**Exercise objective**
Every line of the listing below must be printed again exactly, apart from its pictures.

Supplied entries: Begin

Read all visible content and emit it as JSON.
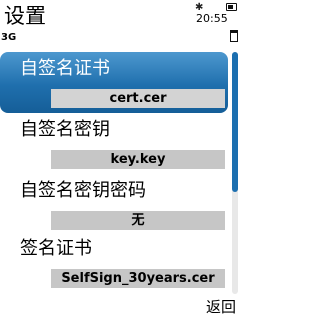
{
  "status": {
    "title": "设置",
    "time": "20:55",
    "network": "3G",
    "icons": [
      "bluetooth-icon",
      "battery-icon",
      "signal-icon"
    ]
  },
  "settings": [
    {
      "label": "自签名证书",
      "value": "cert.cer",
      "selected": true
    },
    {
      "label": "自签名密钥",
      "value": "key.key",
      "selected": false
    },
    {
      "label": "自签名密钥密码",
      "value": "无",
      "selected": false
    },
    {
      "label": "签名证书",
      "value": "SelfSign_30years.cer",
      "selected": false
    }
  ],
  "softkeys": {
    "right": "返回"
  },
  "colors": {
    "highlight": "#1f6fad",
    "value_box": "#c6c6c6",
    "scroll_thumb": "#1c6fb0"
  }
}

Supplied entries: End

**Result for this exercise**
Read all visible content and emit it as JSON.
{
  "status": {
    "title": "设置",
    "time": "20:55",
    "network": "3G",
    "icons": [
      "bluetooth-icon",
      "battery-icon",
      "signal-icon"
    ]
  },
  "settings": [
    {
      "label": "自签名证书",
      "value": "cert.cer",
      "selected": true
    },
    {
      "label": "自签名密钥",
      "value": "key.key",
      "selected": false
    },
    {
      "label": "自签名密钥密码",
      "value": "无",
      "selected": false
    },
    {
      "label": "签名证书",
      "value": "SelfSign_30years.cer",
      "selected": false
    }
  ],
  "softkeys": {
    "right": "返回"
  },
  "colors": {
    "highlight": "#1f6fad",
    "value_box": "#c6c6c6",
    "scroll_thumb": "#1c6fb0"
  }
}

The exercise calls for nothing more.